TRY IT
In the records below, find each line with "كاظم" and copy it.
┌──
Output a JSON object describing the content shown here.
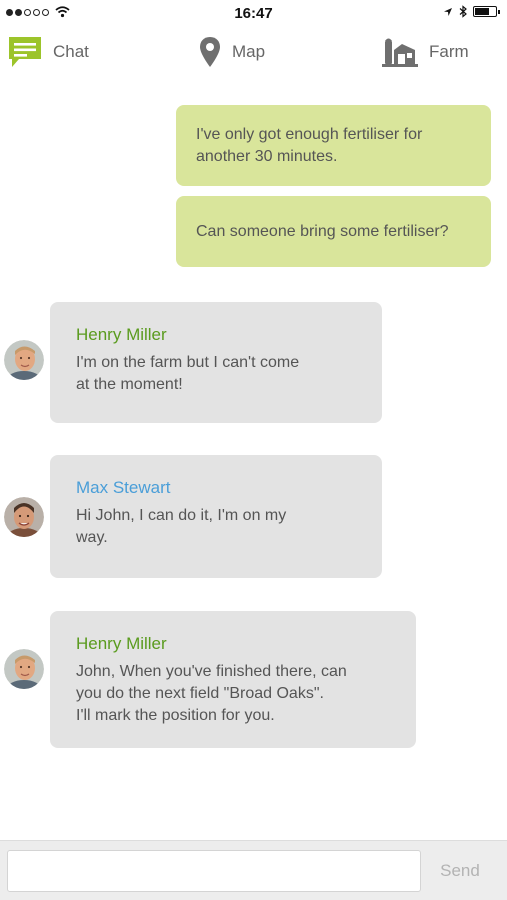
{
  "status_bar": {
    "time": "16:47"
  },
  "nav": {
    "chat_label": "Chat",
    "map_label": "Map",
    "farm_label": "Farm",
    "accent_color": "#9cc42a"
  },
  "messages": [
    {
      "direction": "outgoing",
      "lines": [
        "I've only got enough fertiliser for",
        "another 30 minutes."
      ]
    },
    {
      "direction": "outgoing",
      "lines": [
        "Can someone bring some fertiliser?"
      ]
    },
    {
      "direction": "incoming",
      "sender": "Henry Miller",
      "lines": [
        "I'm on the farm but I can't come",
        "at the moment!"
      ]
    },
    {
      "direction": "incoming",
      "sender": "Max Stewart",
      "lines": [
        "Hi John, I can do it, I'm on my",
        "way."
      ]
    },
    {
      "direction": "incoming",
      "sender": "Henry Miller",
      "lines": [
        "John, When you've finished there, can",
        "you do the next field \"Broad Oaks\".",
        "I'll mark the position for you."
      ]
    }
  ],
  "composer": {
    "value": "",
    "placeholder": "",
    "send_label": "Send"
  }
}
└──
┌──
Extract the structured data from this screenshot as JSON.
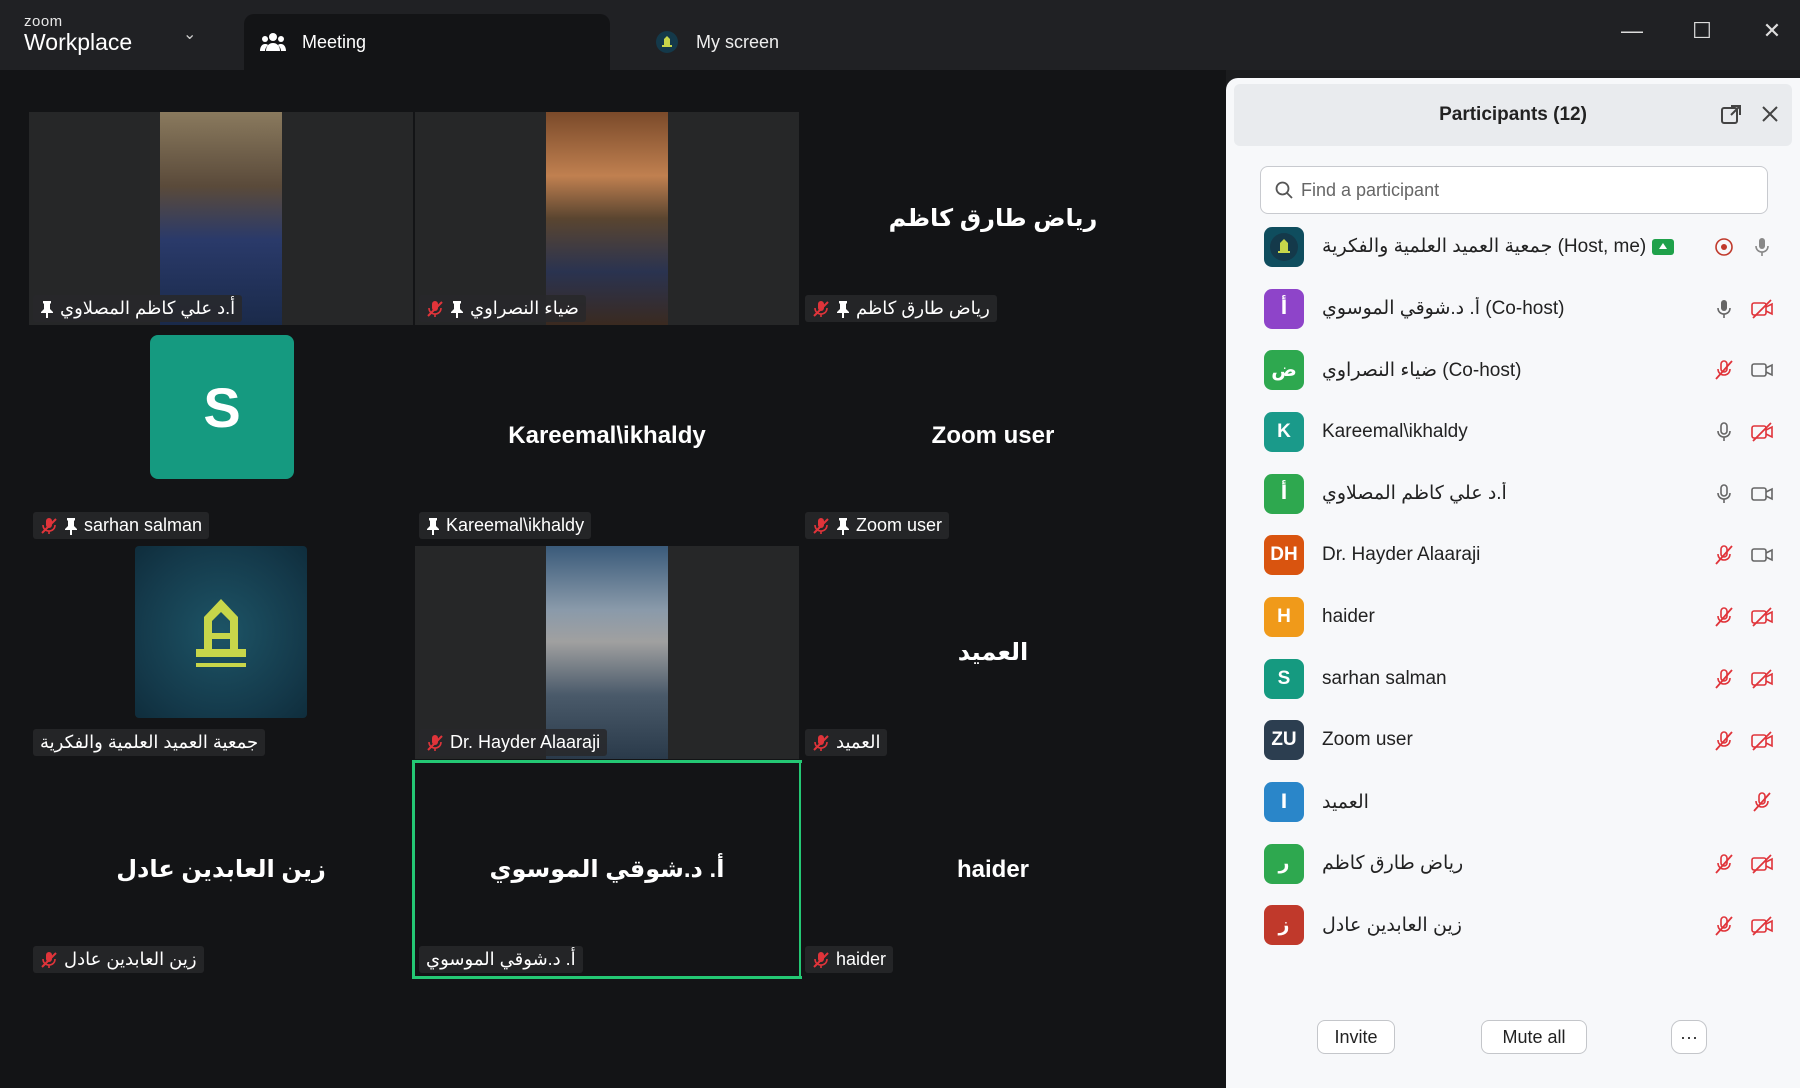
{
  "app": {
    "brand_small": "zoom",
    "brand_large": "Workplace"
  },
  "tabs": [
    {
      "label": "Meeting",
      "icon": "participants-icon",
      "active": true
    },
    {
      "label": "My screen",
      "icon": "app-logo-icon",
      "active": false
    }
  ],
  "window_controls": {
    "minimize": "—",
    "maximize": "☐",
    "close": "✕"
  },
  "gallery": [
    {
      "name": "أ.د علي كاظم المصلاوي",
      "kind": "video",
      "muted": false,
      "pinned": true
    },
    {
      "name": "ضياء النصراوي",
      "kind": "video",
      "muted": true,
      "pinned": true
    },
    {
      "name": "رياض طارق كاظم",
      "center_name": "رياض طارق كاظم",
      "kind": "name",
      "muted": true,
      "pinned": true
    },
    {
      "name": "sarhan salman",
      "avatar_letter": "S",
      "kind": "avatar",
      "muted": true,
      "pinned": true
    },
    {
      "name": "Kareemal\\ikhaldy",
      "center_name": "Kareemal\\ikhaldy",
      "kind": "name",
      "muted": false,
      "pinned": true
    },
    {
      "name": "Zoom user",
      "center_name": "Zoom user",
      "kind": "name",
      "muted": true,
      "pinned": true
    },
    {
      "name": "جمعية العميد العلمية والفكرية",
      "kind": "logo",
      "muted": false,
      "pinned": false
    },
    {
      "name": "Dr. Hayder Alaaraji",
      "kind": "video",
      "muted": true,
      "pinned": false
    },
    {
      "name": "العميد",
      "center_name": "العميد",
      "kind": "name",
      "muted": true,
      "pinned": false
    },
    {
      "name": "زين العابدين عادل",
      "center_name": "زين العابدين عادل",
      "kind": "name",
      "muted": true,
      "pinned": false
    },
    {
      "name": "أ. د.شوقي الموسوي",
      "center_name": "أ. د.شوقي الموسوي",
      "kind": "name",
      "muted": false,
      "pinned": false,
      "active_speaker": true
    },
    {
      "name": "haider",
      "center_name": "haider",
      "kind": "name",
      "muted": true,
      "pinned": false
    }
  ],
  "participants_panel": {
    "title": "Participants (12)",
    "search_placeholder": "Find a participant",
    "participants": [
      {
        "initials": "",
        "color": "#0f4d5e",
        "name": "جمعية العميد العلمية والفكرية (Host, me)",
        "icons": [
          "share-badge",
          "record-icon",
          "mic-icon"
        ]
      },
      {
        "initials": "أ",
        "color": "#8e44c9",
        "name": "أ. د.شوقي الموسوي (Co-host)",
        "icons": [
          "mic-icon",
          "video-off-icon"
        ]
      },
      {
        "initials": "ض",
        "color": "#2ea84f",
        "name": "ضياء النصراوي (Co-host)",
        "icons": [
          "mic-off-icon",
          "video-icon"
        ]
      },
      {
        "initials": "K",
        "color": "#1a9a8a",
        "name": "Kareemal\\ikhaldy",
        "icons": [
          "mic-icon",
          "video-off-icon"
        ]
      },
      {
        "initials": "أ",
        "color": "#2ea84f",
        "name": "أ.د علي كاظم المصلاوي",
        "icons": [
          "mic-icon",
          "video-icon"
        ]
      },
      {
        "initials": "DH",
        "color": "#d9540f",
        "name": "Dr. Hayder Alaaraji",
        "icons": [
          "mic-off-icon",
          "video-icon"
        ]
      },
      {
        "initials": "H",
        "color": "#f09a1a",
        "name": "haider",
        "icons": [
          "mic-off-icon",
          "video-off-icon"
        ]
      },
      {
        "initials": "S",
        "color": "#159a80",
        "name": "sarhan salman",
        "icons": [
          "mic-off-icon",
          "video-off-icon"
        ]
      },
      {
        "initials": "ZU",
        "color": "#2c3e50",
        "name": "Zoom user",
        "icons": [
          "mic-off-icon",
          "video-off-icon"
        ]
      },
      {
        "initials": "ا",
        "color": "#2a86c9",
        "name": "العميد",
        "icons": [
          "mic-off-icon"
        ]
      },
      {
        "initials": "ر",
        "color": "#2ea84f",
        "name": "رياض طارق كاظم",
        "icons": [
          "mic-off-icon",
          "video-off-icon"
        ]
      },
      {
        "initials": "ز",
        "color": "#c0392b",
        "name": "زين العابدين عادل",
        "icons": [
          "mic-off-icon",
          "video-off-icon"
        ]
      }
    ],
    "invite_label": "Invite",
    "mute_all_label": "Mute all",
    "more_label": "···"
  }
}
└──
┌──
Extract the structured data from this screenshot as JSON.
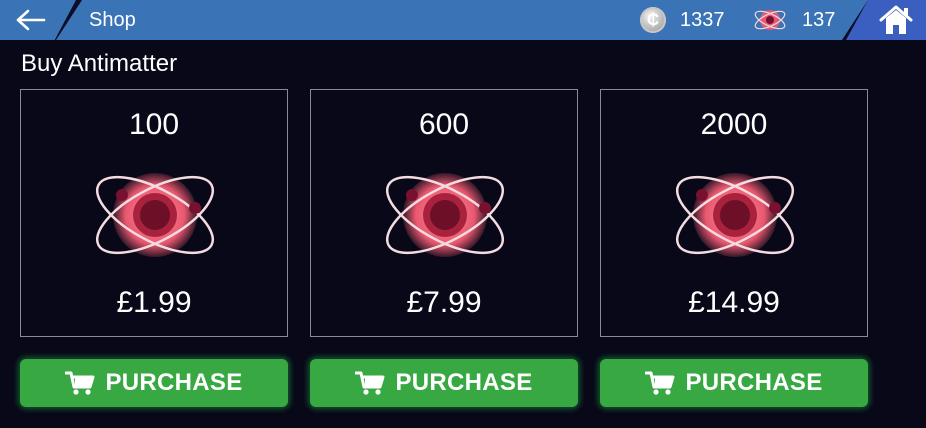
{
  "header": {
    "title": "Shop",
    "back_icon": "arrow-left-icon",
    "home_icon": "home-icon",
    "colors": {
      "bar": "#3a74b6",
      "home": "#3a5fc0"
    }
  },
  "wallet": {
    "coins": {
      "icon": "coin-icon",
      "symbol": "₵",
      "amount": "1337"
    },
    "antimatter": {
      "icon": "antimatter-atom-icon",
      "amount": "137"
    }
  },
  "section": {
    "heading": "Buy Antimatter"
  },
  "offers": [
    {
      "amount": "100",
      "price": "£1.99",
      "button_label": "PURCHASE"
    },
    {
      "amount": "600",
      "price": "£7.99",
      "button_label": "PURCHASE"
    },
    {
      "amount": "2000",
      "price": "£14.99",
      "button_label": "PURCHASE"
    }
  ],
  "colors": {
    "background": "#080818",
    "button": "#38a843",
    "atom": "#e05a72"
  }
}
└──
RESPONSE TO THIS EXERCISE
      "name": "أ.د علي كاظم المصلاوي",
      "name": "رياض طارق كاظم",
      "center_name": "رياض طارق كاظم",
        "name": "أ.د علي كاظم المصلاوي",
        "name": "رياض طارق كاظم",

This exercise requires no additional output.